◆ Problem details:
Where a line of the data holds the word "time", copy that line.

[Items from an interface collection]
------------------------
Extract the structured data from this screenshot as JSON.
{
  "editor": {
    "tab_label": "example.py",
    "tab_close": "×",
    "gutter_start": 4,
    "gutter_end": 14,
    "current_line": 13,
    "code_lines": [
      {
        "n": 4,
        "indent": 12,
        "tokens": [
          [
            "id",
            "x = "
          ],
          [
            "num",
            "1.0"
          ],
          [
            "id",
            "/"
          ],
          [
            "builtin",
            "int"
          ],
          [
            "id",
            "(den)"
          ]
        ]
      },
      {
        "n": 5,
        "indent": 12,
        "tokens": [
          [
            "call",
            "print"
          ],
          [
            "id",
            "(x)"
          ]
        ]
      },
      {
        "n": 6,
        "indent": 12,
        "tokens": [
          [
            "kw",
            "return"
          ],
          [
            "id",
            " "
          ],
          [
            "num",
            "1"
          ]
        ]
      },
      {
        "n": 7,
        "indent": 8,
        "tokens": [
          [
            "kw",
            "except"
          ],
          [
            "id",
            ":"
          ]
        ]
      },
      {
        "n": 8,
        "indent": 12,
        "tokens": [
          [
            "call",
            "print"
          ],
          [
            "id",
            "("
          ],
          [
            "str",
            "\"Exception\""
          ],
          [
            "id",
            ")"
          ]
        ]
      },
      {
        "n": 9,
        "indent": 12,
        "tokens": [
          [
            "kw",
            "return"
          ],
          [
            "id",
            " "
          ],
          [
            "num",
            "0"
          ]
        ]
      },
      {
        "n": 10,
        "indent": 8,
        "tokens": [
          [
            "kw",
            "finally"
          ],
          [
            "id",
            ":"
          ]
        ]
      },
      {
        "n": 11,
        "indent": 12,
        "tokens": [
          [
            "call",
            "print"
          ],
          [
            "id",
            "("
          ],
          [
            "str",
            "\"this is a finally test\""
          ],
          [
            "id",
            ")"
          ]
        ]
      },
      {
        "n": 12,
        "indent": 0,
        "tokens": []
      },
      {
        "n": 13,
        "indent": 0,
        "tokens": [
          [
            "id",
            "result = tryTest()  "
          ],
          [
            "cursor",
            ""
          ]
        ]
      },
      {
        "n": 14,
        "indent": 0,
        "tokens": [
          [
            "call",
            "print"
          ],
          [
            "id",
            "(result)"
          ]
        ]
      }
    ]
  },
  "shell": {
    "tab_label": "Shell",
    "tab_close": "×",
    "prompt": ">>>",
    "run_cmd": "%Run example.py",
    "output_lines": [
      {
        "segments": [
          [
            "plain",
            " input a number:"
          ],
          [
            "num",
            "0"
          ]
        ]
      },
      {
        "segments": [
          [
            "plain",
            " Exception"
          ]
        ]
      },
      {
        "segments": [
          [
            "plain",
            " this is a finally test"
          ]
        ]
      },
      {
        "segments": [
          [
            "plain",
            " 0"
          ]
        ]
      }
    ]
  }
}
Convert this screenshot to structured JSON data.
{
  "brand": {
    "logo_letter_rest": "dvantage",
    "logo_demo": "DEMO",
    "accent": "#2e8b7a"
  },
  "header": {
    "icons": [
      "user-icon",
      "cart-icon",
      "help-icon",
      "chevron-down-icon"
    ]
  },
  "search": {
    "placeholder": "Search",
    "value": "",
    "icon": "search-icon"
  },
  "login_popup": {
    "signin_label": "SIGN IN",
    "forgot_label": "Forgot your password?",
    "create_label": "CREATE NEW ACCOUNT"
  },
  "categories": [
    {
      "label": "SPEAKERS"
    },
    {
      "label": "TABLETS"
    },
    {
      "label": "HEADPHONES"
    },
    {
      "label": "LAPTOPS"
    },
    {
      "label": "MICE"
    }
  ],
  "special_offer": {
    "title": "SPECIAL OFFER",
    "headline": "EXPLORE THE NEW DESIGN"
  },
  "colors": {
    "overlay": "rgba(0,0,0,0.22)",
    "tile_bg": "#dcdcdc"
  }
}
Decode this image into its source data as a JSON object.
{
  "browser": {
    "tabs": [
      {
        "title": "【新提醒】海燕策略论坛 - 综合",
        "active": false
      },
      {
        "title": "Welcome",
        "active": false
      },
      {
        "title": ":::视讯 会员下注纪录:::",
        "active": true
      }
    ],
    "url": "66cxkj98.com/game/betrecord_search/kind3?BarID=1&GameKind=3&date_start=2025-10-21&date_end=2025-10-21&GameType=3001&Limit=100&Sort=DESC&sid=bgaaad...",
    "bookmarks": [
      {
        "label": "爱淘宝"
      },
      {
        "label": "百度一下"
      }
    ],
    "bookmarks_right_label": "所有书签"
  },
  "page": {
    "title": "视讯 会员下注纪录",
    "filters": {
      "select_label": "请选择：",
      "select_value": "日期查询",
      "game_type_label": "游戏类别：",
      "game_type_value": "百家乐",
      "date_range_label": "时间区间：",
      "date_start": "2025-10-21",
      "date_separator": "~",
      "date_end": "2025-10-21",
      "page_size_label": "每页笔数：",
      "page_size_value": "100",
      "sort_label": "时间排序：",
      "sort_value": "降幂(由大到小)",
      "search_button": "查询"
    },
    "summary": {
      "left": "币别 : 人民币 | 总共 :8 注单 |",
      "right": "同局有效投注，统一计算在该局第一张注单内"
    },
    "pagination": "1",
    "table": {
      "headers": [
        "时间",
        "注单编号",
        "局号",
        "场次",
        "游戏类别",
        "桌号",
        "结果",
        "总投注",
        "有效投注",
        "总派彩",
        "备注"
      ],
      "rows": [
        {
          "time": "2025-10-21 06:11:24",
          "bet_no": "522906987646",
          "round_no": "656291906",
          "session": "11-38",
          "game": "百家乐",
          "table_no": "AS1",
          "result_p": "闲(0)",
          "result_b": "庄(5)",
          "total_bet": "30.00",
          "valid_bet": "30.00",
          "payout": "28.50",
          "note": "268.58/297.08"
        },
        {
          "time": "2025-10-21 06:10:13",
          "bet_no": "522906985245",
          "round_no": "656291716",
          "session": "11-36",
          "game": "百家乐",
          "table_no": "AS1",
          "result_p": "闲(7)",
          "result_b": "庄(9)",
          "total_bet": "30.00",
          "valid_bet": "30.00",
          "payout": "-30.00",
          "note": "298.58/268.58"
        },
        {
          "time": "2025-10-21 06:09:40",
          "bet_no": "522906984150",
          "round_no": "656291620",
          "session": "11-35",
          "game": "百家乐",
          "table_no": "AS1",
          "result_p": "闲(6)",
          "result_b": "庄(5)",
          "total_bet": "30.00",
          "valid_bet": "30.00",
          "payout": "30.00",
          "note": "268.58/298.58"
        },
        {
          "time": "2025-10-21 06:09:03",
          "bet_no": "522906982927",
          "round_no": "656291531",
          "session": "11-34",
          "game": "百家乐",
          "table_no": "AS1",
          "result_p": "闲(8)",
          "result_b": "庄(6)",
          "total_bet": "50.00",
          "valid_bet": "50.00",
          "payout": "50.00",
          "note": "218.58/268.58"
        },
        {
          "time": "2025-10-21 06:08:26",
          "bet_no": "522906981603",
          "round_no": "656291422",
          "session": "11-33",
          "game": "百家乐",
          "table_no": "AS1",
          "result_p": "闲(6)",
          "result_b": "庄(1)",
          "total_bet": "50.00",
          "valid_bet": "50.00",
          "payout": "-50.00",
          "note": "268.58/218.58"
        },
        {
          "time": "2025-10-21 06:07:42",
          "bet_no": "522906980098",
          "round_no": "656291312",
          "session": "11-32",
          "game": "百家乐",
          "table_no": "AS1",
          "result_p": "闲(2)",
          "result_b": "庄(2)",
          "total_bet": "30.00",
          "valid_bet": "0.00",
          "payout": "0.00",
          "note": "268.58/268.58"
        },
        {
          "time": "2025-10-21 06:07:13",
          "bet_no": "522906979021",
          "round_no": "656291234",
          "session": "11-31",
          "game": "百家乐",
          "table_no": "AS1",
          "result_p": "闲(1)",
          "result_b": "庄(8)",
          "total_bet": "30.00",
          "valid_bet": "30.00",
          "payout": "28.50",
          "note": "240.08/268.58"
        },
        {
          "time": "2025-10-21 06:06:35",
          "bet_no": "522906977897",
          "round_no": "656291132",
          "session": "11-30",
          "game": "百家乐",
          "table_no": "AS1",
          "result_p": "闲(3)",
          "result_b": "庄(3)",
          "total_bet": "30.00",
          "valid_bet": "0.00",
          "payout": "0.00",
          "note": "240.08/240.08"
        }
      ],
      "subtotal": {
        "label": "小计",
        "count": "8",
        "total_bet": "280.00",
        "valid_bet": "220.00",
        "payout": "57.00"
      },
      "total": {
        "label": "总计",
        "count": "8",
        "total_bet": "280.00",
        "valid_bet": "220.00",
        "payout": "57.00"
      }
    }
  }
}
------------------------
◆ Exercise response:
          "time": "2025-10-21 06:11:24",
          "time": "2025-10-21 06:10:13",
          "time": "2025-10-21 06:09:40",
          "time": "2025-10-21 06:09:03",
          "time": "2025-10-21 06:08:26",
          "time": "2025-10-21 06:07:42",
          "time": "2025-10-21 06:07:13",
          "time": "2025-10-21 06:06:35",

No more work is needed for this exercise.